_RAW DATA:_

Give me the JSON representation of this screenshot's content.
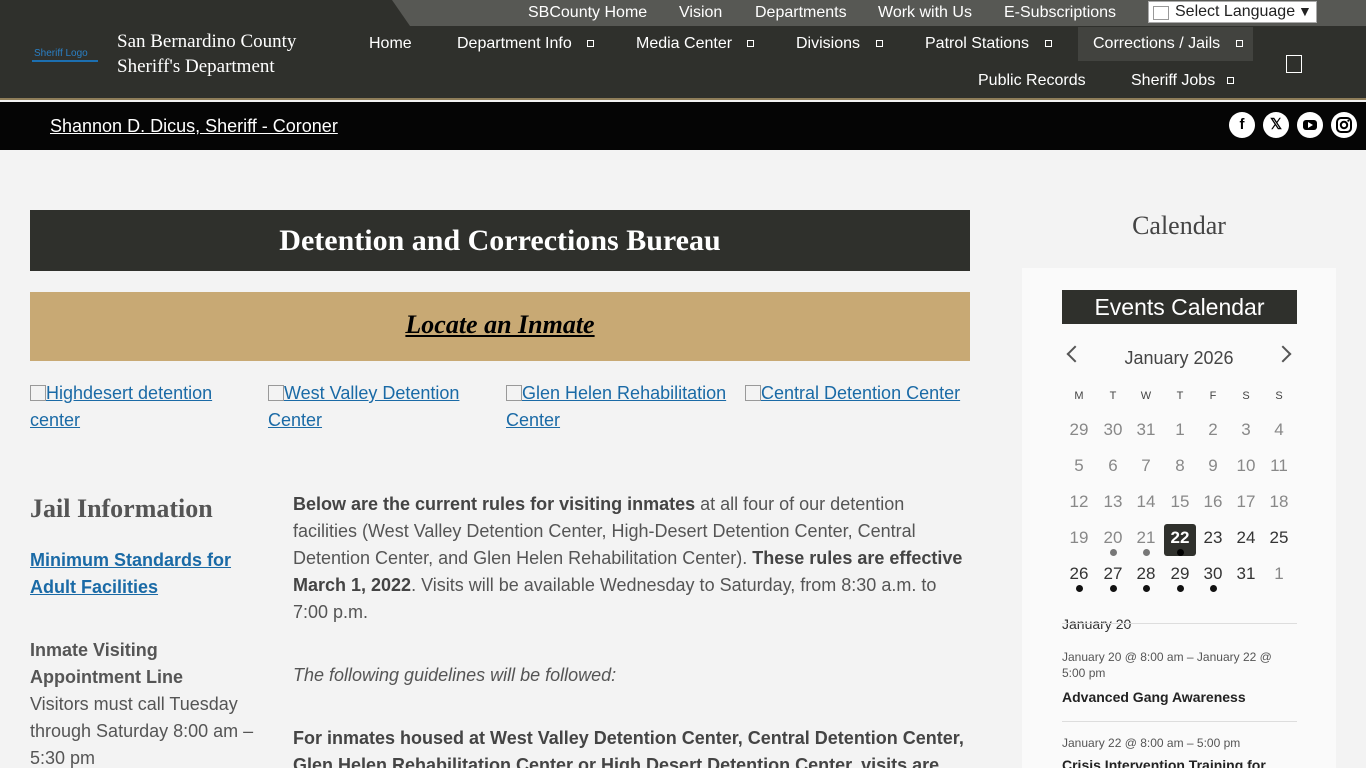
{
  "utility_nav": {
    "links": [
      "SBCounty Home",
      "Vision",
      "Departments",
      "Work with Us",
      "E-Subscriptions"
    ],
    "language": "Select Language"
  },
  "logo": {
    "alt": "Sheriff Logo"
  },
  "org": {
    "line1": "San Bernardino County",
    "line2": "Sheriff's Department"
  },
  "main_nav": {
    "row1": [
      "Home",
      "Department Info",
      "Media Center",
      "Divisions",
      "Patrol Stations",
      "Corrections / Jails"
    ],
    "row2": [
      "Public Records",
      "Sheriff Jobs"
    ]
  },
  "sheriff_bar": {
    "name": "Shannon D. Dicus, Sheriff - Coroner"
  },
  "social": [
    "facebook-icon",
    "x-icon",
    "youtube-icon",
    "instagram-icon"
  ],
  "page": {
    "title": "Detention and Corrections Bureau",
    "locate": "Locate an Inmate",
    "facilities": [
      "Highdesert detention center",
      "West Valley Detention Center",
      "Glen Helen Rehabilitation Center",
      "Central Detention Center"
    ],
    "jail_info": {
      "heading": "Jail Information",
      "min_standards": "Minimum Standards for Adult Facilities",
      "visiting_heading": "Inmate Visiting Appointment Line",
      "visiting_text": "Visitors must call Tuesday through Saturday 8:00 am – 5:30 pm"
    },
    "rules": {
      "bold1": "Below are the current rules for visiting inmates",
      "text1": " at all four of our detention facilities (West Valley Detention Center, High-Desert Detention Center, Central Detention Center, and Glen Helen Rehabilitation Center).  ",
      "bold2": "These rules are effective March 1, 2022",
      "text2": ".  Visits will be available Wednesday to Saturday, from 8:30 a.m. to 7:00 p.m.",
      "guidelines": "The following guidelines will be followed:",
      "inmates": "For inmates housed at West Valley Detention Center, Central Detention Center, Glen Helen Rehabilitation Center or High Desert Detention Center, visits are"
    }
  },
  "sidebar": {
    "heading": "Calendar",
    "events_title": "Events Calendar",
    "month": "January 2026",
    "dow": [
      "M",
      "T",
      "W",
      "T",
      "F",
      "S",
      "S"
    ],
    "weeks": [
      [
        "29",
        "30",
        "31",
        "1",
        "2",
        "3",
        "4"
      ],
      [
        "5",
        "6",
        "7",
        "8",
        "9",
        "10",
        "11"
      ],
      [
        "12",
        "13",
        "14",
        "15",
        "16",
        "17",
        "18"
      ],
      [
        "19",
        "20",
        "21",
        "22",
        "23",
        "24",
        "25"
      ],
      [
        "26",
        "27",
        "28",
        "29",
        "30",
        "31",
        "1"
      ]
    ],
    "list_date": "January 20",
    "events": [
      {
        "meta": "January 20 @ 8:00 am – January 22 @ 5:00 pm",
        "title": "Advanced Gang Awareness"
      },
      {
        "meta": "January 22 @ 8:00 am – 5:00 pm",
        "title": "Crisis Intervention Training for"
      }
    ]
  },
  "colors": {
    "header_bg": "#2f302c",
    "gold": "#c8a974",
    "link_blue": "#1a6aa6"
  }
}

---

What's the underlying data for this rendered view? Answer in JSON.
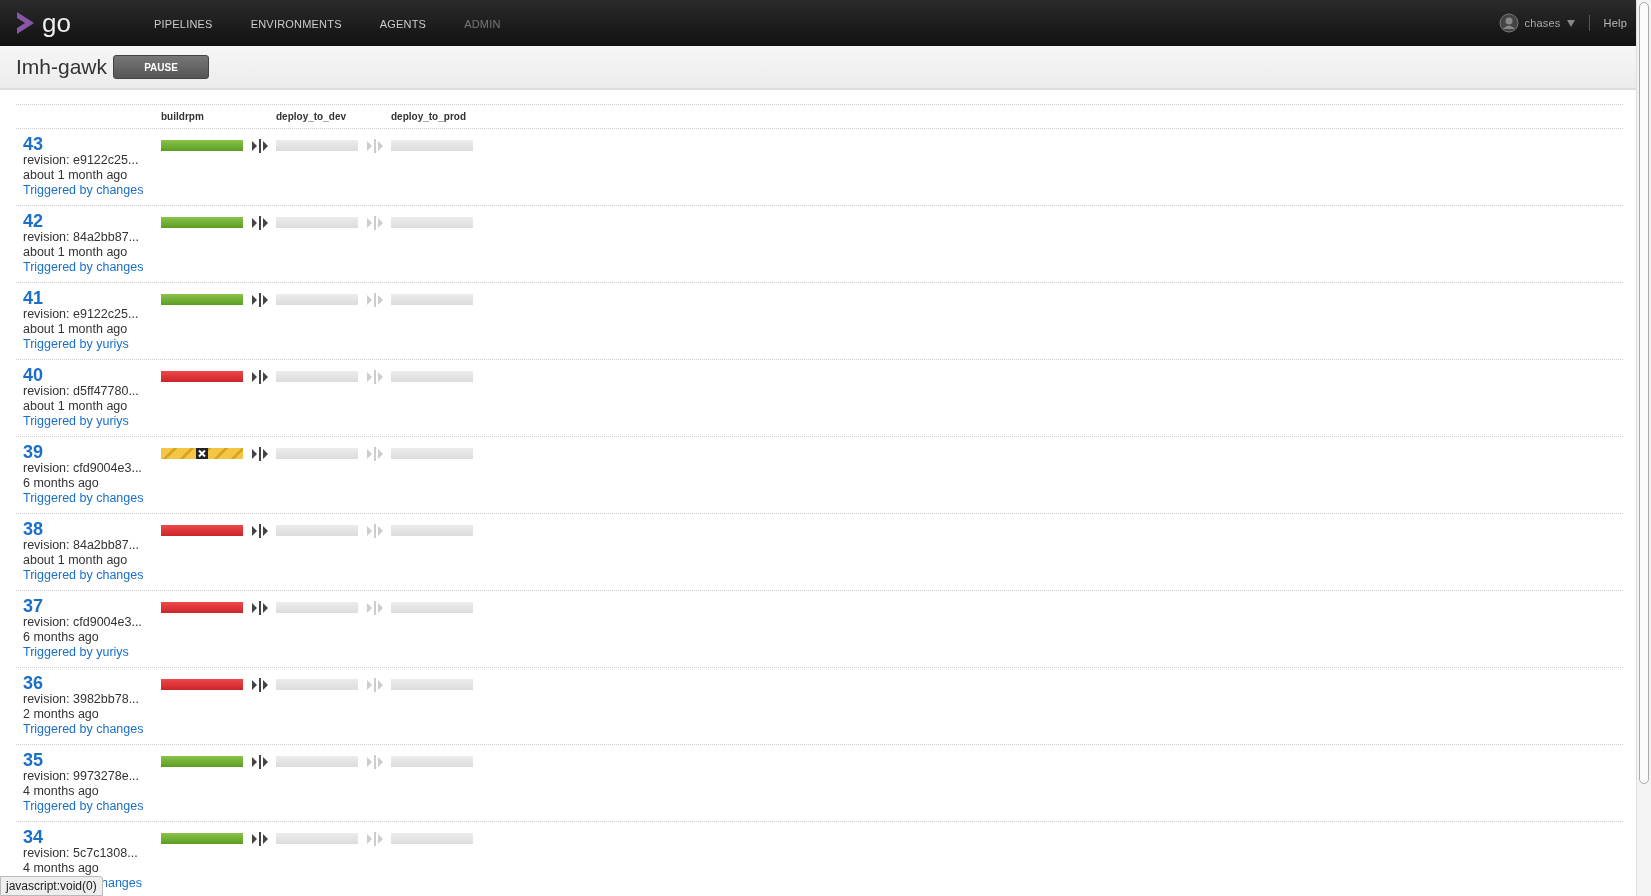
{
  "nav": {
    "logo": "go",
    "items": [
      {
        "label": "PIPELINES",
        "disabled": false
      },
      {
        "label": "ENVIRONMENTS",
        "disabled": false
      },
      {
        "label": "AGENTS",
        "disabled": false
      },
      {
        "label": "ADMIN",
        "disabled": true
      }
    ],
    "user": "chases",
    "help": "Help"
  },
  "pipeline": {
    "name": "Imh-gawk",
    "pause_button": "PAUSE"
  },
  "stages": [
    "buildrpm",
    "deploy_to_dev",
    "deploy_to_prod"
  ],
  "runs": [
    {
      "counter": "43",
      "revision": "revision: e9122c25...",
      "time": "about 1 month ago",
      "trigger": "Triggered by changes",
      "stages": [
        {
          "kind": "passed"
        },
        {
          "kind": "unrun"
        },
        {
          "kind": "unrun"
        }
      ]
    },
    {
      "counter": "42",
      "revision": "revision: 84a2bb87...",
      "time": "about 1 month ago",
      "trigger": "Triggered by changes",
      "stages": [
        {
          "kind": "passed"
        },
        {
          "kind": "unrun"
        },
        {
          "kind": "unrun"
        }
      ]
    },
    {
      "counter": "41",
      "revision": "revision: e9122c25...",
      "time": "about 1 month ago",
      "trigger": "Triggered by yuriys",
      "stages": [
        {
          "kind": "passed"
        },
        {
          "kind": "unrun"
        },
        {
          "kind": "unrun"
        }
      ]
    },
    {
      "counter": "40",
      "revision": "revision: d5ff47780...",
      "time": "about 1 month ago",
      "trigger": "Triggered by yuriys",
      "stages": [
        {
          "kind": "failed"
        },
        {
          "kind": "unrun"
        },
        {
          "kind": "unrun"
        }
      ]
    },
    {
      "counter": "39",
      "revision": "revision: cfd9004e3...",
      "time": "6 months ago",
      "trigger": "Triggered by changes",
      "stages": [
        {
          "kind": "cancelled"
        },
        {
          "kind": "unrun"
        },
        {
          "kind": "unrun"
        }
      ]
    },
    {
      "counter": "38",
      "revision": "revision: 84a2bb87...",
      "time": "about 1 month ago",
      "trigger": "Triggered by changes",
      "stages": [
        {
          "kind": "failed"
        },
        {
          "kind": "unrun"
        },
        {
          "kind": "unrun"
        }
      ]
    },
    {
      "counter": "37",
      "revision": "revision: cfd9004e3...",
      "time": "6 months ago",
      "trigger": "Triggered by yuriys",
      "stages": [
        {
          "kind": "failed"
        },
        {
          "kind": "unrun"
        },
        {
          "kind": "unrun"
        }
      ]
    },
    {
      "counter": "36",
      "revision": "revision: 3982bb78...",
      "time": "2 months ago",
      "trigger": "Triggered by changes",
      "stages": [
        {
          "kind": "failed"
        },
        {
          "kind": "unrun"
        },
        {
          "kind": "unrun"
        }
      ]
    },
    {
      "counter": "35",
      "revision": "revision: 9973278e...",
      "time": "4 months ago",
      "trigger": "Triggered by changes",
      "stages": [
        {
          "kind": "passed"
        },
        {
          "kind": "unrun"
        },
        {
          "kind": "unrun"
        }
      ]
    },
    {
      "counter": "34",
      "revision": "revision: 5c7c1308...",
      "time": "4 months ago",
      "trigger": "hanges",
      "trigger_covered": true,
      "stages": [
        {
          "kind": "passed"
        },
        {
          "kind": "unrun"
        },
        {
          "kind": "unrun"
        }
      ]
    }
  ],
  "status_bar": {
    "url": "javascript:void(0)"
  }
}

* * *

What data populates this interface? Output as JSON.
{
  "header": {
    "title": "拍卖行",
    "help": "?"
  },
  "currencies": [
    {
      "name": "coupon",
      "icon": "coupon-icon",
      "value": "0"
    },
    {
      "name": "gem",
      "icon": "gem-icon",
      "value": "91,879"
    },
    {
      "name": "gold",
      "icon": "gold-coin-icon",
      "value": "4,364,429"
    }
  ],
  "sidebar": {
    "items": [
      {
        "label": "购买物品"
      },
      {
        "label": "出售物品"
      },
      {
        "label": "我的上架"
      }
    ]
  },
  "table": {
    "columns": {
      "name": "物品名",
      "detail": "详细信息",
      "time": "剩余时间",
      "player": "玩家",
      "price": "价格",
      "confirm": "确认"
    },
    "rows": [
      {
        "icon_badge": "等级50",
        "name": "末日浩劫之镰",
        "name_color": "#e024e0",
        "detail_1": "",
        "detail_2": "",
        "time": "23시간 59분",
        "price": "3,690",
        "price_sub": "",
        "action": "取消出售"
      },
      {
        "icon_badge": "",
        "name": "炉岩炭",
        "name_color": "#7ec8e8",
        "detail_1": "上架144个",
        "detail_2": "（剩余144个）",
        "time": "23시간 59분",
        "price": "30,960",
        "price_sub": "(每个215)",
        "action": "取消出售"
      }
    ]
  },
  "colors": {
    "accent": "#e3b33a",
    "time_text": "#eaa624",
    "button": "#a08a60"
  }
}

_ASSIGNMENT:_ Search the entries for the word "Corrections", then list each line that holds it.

_ANSWER TO THE PROBLEM:_
      "Corrections / Jails"
    "title": "Detention and Corrections Bureau",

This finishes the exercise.